To do: Report every line of the records beneath this task that holds the string "title".

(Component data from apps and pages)
━━━━━━━━

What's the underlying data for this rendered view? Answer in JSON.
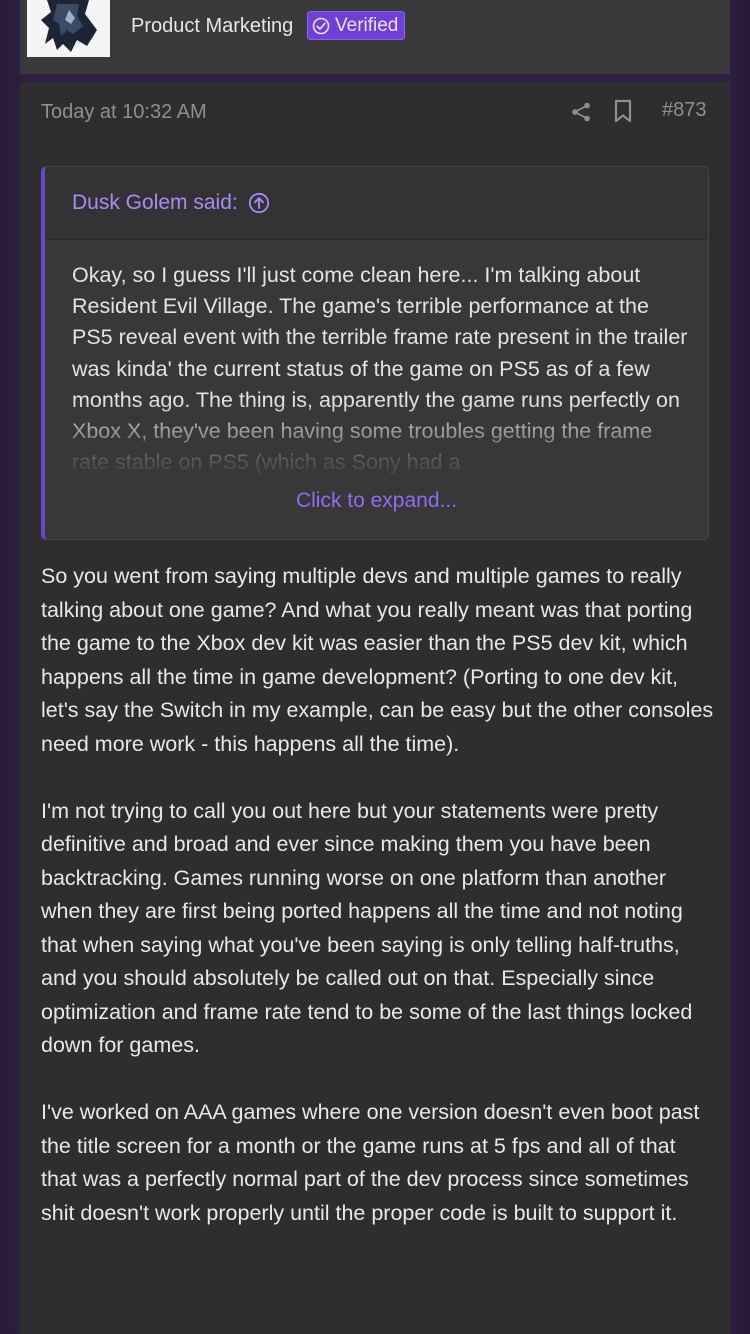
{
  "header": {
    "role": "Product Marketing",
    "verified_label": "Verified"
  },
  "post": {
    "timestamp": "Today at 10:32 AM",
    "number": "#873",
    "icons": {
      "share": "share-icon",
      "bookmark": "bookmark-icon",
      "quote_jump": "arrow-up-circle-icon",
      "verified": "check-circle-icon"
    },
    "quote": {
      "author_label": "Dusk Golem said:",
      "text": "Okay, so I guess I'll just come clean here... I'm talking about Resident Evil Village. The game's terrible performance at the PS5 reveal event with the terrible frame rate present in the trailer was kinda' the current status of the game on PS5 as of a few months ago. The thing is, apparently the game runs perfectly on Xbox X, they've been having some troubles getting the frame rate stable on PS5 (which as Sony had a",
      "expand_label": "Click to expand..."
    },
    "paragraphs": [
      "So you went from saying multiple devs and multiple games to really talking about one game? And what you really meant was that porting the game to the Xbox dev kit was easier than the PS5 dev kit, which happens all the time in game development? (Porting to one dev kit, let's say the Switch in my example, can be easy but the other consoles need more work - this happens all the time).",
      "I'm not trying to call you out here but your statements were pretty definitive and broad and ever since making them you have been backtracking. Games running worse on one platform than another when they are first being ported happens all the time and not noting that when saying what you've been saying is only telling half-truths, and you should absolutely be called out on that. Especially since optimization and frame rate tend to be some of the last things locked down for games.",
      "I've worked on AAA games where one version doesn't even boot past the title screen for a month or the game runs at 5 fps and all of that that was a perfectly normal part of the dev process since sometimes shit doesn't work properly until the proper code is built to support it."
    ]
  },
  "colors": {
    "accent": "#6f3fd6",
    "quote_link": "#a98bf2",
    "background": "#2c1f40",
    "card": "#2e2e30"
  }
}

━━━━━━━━

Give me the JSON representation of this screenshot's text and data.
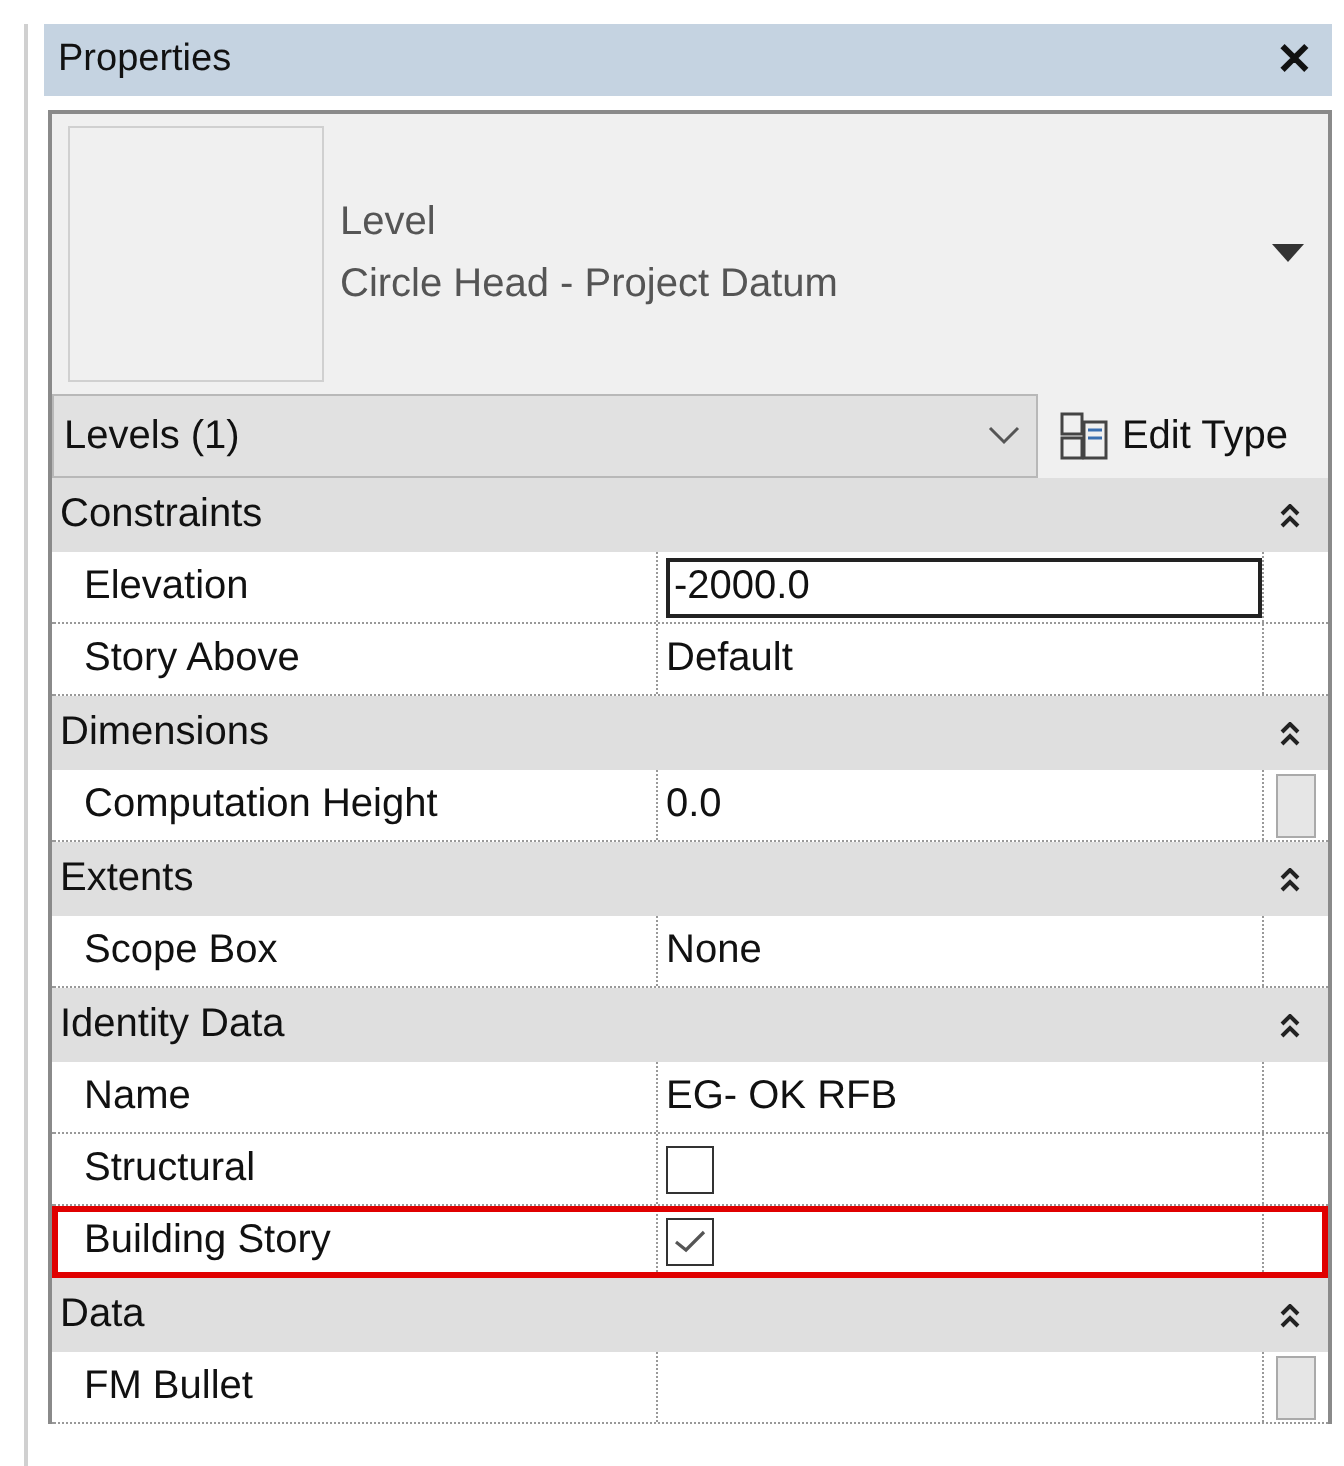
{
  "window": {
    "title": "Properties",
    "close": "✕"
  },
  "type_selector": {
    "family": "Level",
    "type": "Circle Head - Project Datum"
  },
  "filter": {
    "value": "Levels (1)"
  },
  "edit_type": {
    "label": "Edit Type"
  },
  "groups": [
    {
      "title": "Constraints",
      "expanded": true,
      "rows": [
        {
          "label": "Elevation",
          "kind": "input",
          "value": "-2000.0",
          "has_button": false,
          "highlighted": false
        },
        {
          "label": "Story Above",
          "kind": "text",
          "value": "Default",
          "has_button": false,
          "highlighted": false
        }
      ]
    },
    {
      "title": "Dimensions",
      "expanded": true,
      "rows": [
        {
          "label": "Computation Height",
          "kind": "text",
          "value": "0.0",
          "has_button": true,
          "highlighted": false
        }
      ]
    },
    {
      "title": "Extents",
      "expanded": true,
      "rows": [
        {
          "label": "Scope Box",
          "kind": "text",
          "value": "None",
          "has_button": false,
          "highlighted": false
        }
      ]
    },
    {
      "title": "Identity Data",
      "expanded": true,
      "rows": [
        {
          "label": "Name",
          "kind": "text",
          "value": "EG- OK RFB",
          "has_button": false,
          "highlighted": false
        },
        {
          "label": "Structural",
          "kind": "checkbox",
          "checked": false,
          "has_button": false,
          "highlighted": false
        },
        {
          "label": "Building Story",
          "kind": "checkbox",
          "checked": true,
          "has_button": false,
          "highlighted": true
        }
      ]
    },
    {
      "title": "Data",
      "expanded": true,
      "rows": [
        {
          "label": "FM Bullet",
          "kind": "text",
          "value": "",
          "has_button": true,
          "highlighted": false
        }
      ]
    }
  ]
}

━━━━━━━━

Answer section:
      "I've worked on AAA games where one version doesn't even boot past the title screen for a month or the game runs at 5 fps and all of that that was a perfectly normal part of the dev process since sometimes shit doesn't work properly until the proper code is built to support it."
    "title": "Properties",
      "title": "Constraints",
      "title": "Dimensions",
      "title": "Extents",
      "title": "Identity Data",
      "title": "Data",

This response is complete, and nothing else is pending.